With all of this in mind, the Commissioner held that Ms Tavassoli’s resignation was not legally effective, and should not have been accepted by the HR Manager.

As such, Ms Tavassoli’s employment ended because of the actions of Bupa in accepting her ineffective resignation, not because she legally resigned.

The case will now be returned to the Full Bench for further case management.

What are the lessons?

As managers, sometimes it can be very difficult to tell if you can rely on an employee’s resignation.

The retail, fast food, and hair and beauty industries are perhaps the most common areas where ‘walk-out’ resignations occur, and these can present their own unique difficulties.

Each such resignation needs to be considered in light of its own circumstances, but key things to consider are:

  • Was the employee angry/upset/distressed when they ‘resigned’?
  • Did the employee resign in writing or verbally?
  • If the resignation was in writing, is there anything in the document that indicates that the employee was not in the right frame of mind? (e.g. spelling mistakes, incorrect date, addressed to the wrong person)

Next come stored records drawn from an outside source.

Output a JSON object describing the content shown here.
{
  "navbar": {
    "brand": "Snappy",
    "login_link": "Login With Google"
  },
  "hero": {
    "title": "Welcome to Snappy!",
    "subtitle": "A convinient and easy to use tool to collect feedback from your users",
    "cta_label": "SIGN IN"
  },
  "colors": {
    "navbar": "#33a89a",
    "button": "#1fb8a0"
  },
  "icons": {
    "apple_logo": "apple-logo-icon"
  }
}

In circumstances such as this, especially when a resignation is verbally communicated, a good rule of thumb is to wait until the next day to ask the employee, in writing, if they still wish to resign or if they have reconsidered their position.

This gives the employee the opportunity to ‘cool down’ so that you may more safely rely upon any confirmation of resignation you receive (unless it is rife with other indicators of emotional distress).

Moreover, this decision shows quite clearly that if you get it wrong, the Commission is not afraid to ‘name and shame’.

It is also a reminder that winning an appeal is not always a good thing – in this case, Commissioner Cambridge just confirmed Commissioner Riordan’s decision that the employer had dismissed the employee.

The Full Bench decision may not be applicable to all circumstances.

For advice tailored to your particular circumstances, call NRA Legal on 1800 RETAIL (738 945).